- _AIM OF THE TASK_:
Reproduce each record verbatim, images excluded.

- _Records from a data collection_:
--- START ---

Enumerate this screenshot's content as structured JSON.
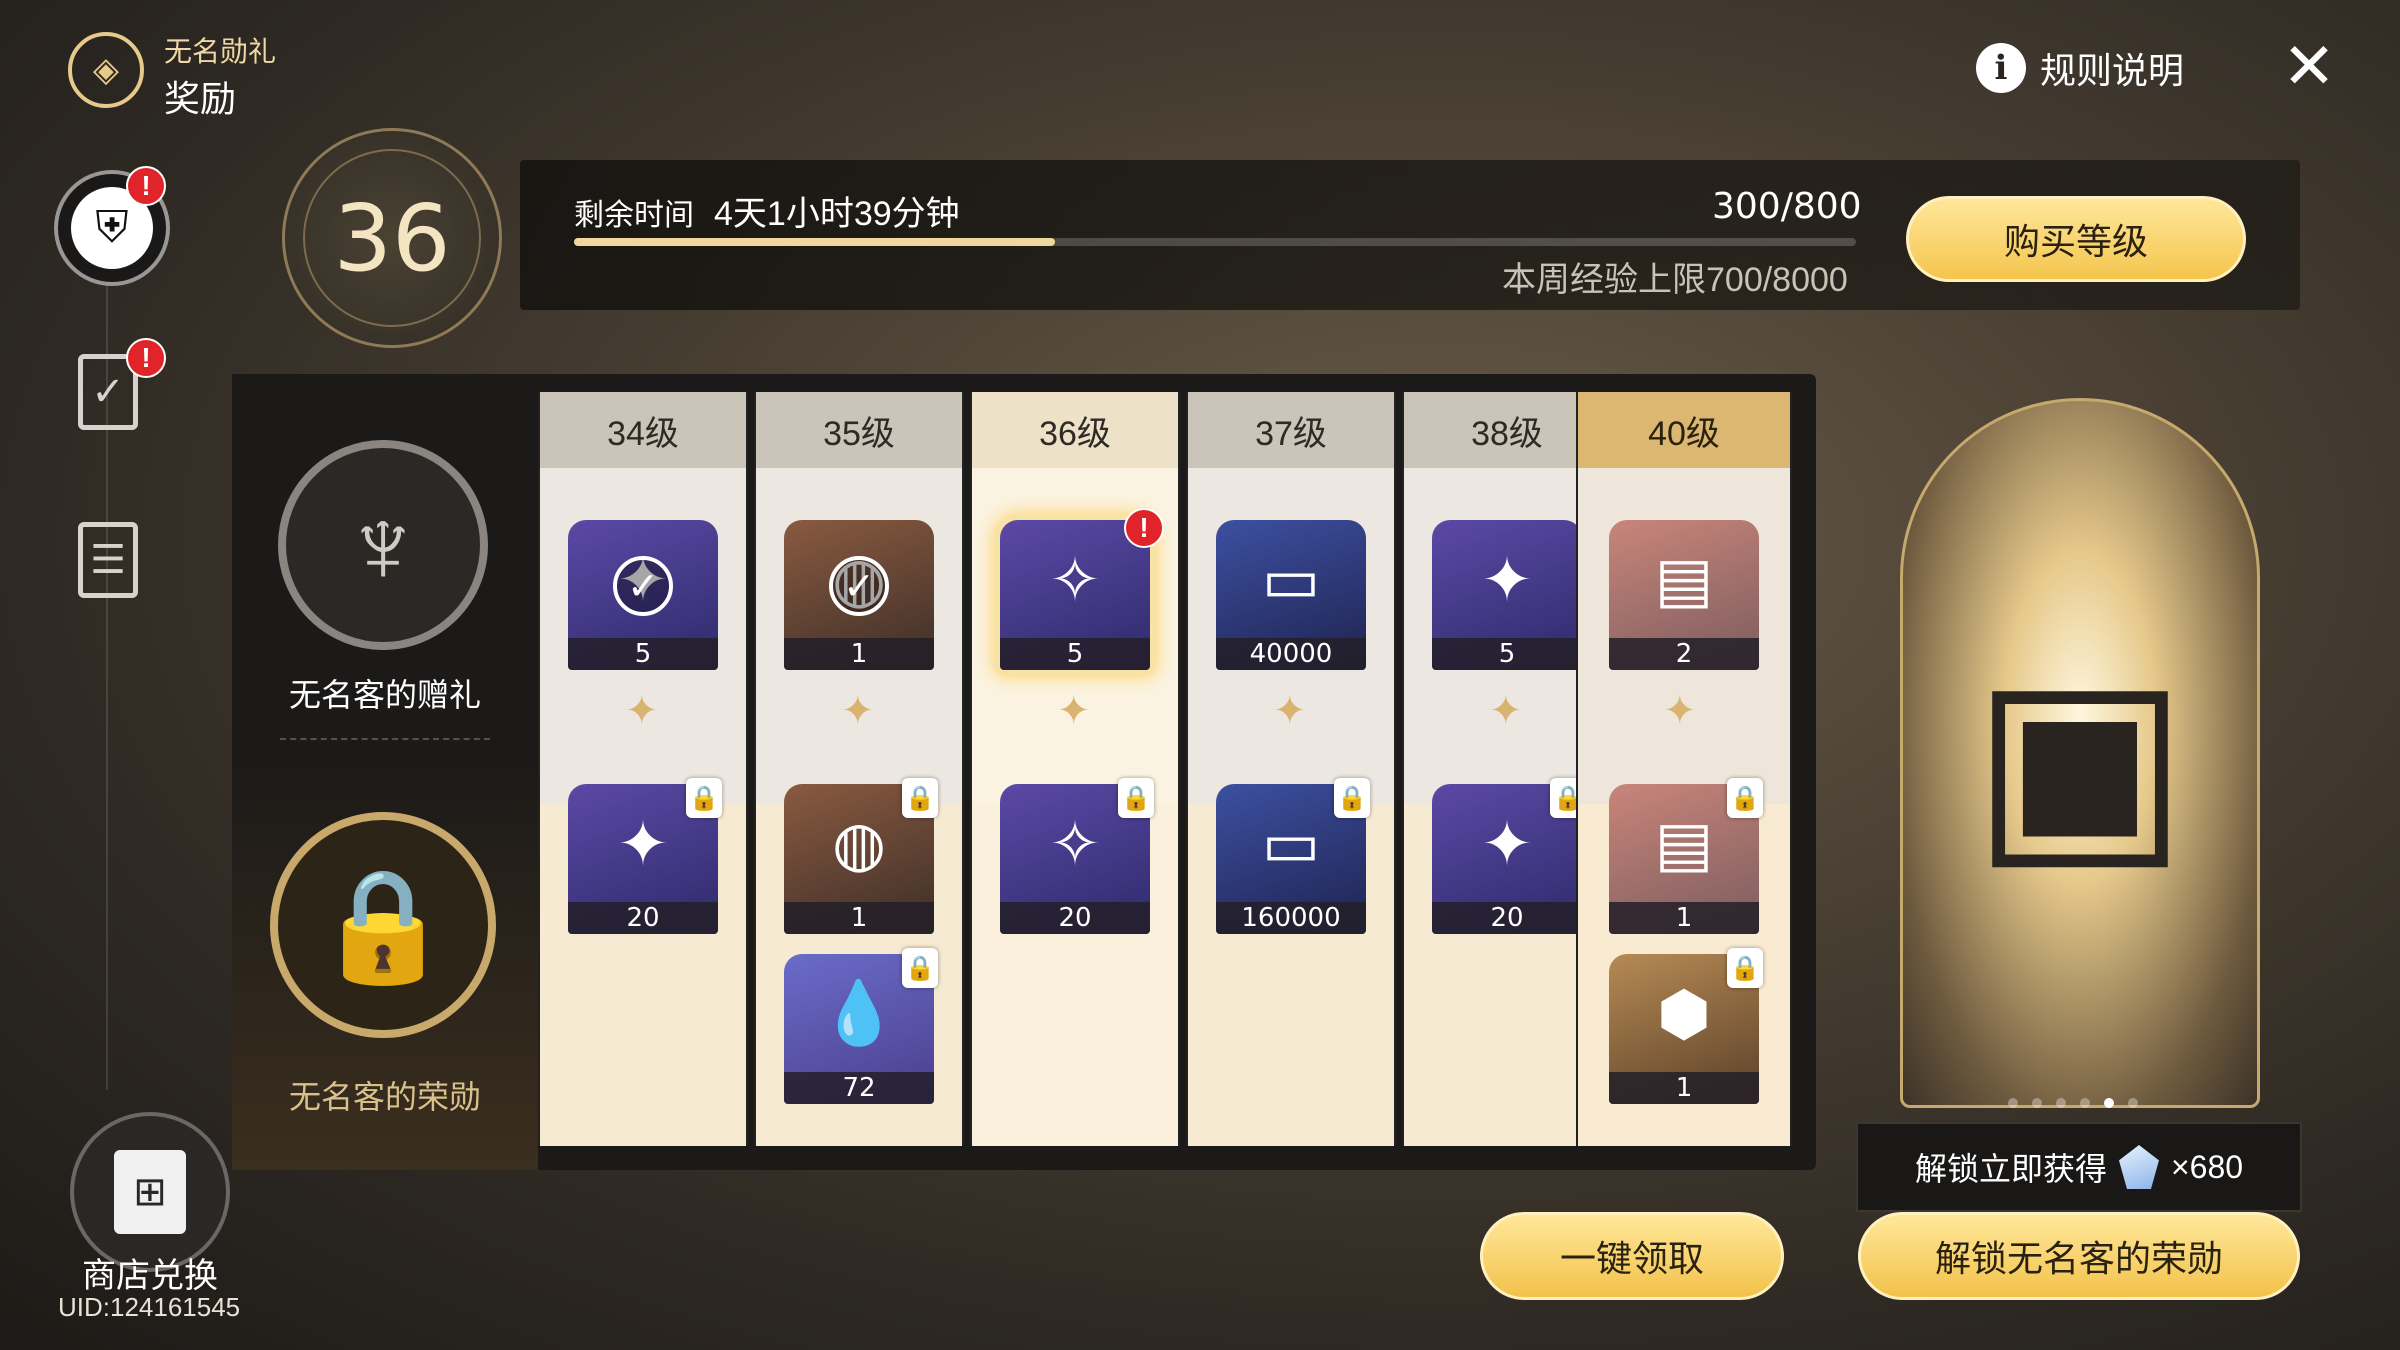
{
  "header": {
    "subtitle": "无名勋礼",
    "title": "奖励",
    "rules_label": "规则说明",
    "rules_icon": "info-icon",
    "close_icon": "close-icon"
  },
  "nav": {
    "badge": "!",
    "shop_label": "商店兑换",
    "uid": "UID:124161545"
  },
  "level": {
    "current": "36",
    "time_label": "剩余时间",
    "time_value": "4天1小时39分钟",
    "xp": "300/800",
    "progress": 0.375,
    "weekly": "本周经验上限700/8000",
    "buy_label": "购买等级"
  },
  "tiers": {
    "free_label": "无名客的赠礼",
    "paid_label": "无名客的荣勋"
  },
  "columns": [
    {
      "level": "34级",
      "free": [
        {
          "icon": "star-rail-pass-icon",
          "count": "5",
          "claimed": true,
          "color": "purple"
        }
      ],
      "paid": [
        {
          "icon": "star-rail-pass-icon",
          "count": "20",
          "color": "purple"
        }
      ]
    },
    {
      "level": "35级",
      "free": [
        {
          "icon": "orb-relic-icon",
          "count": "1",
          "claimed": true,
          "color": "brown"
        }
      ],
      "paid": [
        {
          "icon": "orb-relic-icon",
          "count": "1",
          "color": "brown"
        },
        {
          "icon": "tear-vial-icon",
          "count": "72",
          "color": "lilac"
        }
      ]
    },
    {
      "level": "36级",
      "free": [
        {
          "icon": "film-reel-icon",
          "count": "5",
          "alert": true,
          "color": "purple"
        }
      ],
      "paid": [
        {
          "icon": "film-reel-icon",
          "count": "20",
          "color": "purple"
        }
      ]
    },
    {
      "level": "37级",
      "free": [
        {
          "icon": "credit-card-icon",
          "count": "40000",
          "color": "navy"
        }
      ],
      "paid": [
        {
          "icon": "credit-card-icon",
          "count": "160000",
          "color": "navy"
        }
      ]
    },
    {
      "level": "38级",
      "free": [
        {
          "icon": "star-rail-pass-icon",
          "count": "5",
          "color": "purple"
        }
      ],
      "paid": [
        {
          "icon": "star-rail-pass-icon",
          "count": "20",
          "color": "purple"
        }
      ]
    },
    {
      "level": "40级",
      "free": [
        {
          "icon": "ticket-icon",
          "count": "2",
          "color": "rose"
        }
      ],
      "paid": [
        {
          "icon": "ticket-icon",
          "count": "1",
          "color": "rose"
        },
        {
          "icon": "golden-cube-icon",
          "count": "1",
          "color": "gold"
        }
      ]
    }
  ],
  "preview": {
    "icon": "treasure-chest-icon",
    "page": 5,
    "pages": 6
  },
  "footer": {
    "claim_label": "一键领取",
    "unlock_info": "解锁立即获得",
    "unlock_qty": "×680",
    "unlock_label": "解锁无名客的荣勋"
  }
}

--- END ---

- _WRITTEN RESPONSE_:
Enumerate this screenshot's content as structured JSON.
{
  "header": {
    "subtitle": "无名勋礼",
    "title": "奖励",
    "rules_label": "规则说明",
    "rules_icon": "info-icon",
    "close_icon": "close-icon"
  },
  "nav": {
    "badge": "!",
    "shop_label": "商店兑换",
    "uid": "UID:124161545"
  },
  "level": {
    "current": "36",
    "time_label": "剩余时间",
    "time_value": "4天1小时39分钟",
    "xp": "300/800",
    "progress": 0.375,
    "weekly": "本周经验上限700/8000",
    "buy_label": "购买等级"
  },
  "tiers": {
    "free_label": "无名客的赠礼",
    "paid_label": "无名客的荣勋"
  },
  "columns": [
    {
      "level": "34级",
      "free": [
        {
          "icon": "star-rail-pass-icon",
          "count": "5",
          "claimed": true,
          "color": "purple"
        }
      ],
      "paid": [
        {
          "icon": "star-rail-pass-icon",
          "count": "20",
          "color": "purple"
        }
      ]
    },
    {
      "level": "35级",
      "free": [
        {
          "icon": "orb-relic-icon",
          "count": "1",
          "claimed": true,
          "color": "brown"
        }
      ],
      "paid": [
        {
          "icon": "orb-relic-icon",
          "count": "1",
          "color": "brown"
        },
        {
          "icon": "tear-vial-icon",
          "count": "72",
          "color": "lilac"
        }
      ]
    },
    {
      "level": "36级",
      "free": [
        {
          "icon": "film-reel-icon",
          "count": "5",
          "alert": true,
          "color": "purple"
        }
      ],
      "paid": [
        {
          "icon": "film-reel-icon",
          "count": "20",
          "color": "purple"
        }
      ]
    },
    {
      "level": "37级",
      "free": [
        {
          "icon": "credit-card-icon",
          "count": "40000",
          "color": "navy"
        }
      ],
      "paid": [
        {
          "icon": "credit-card-icon",
          "count": "160000",
          "color": "navy"
        }
      ]
    },
    {
      "level": "38级",
      "free": [
        {
          "icon": "star-rail-pass-icon",
          "count": "5",
          "color": "purple"
        }
      ],
      "paid": [
        {
          "icon": "star-rail-pass-icon",
          "count": "20",
          "color": "purple"
        }
      ]
    },
    {
      "level": "40级",
      "free": [
        {
          "icon": "ticket-icon",
          "count": "2",
          "color": "rose"
        }
      ],
      "paid": [
        {
          "icon": "ticket-icon",
          "count": "1",
          "color": "rose"
        },
        {
          "icon": "golden-cube-icon",
          "count": "1",
          "color": "gold"
        }
      ]
    }
  ],
  "preview": {
    "icon": "treasure-chest-icon",
    "page": 5,
    "pages": 6
  },
  "footer": {
    "claim_label": "一键领取",
    "unlock_info": "解锁立即获得",
    "unlock_qty": "×680",
    "unlock_label": "解锁无名客的荣勋"
  }
}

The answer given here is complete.